not to let that frame be destroyed in the next acquisition.
What concerns me is that the buffers that vidl_istream allocates will be
in the heap, while I think we can have more efficient use of frame
grabbers through their API (MIL Lite for Matrox for example) to collect
to the memory in the frame grabber and copy from there directly to the
hard drive. In this case I'm not sure we will be able to wrap this to a
For example for MIL/Matrox the API is as follows:
// over simplified sequence to give an idea...
MdigGrab(dig_id, buff_id); // grabs the frame to device
MbufGet(buff_id, (void *) image); // copy the buffer from device
// to user supplied memory
MbufExport("file.bmp", M_BMP, buff_id); // save buffer to disk
dig_id and buff_id are integer identifiers that are used internally to
identify previously allocated resources.
The thing to note here is that if I want to pass the image from device
to disk directly I don't need the MbufGet function call.

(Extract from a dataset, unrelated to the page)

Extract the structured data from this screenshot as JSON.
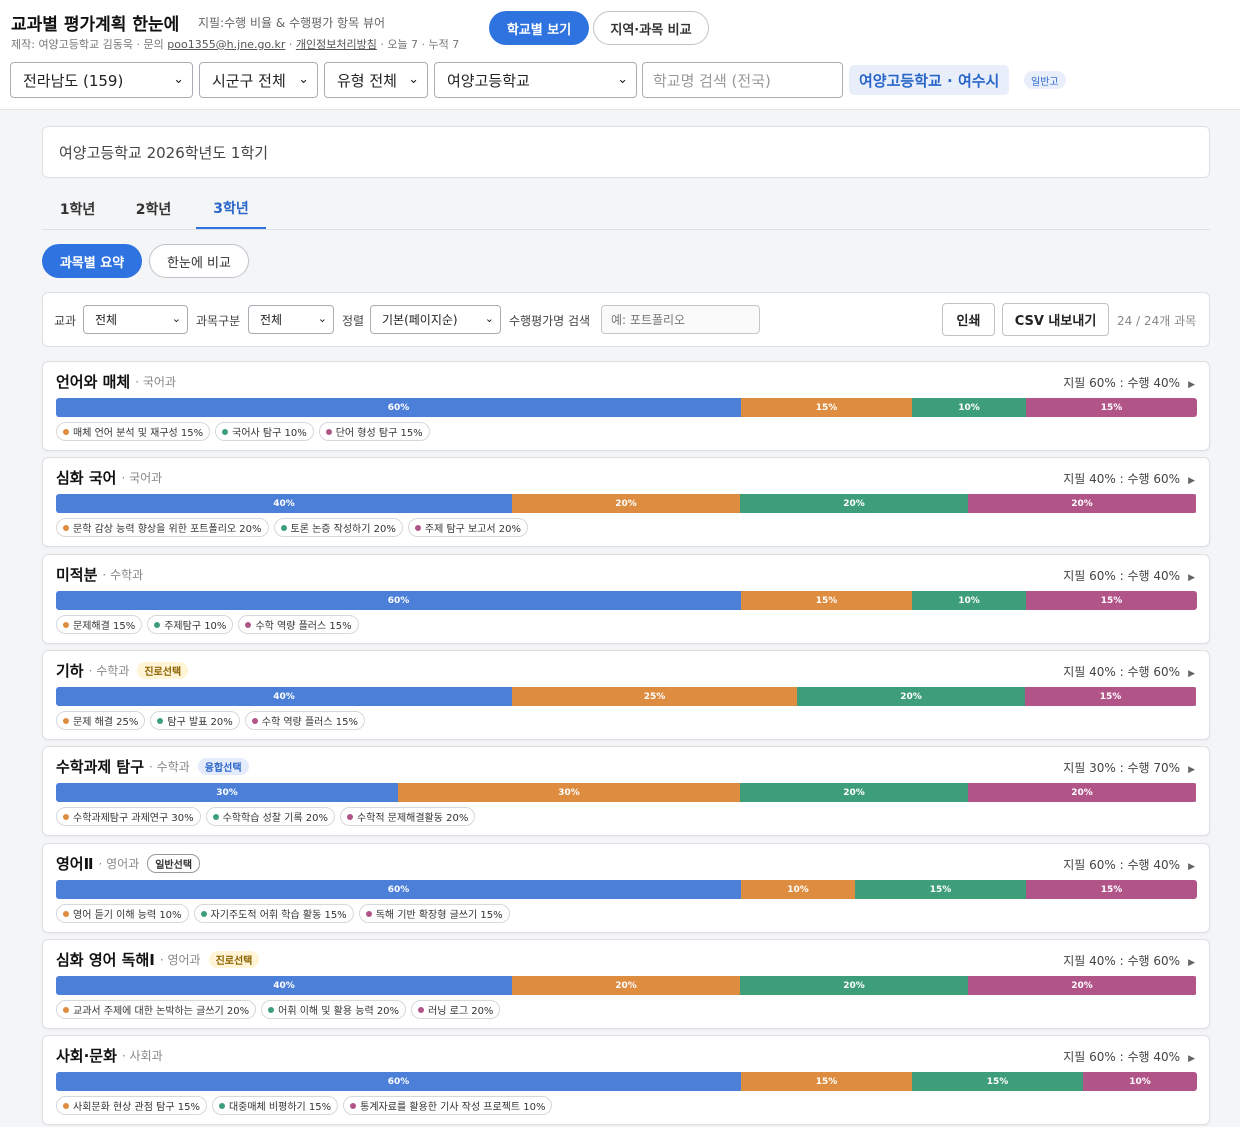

So, a
vidl_istream::read_frame() would usually wrap the MdigGrab and MbufGet
calls and I would use the vidl_ostream::write_frame() to save the frame.
But this is inefficient because I could have done this without the extra
image copy (MbufGet) which is expensive... I think this is true for any
device that can handle DMA memory (that is, you don't have a handle on
the frame unless you copy it into vidl_istream supplied memory like
MbufGet does), but I'm not sure.
Did I explain my concerns correctly? Any ideas on how to handle such
issues in an efficient way?
> Any contribution you can make will be greatly appreciated. I know
> several people who have been looking for a way to read and write video
> files using DirectShow in VXL.
Well, I am putting some thoughts together as you can see by this email
and I will soon be submitting some code. I guess we need to refine the
interface, but things are looking good. Thanks for taking this project
up. IMHO, frame grabber/camera capture is really missing from the core VXL.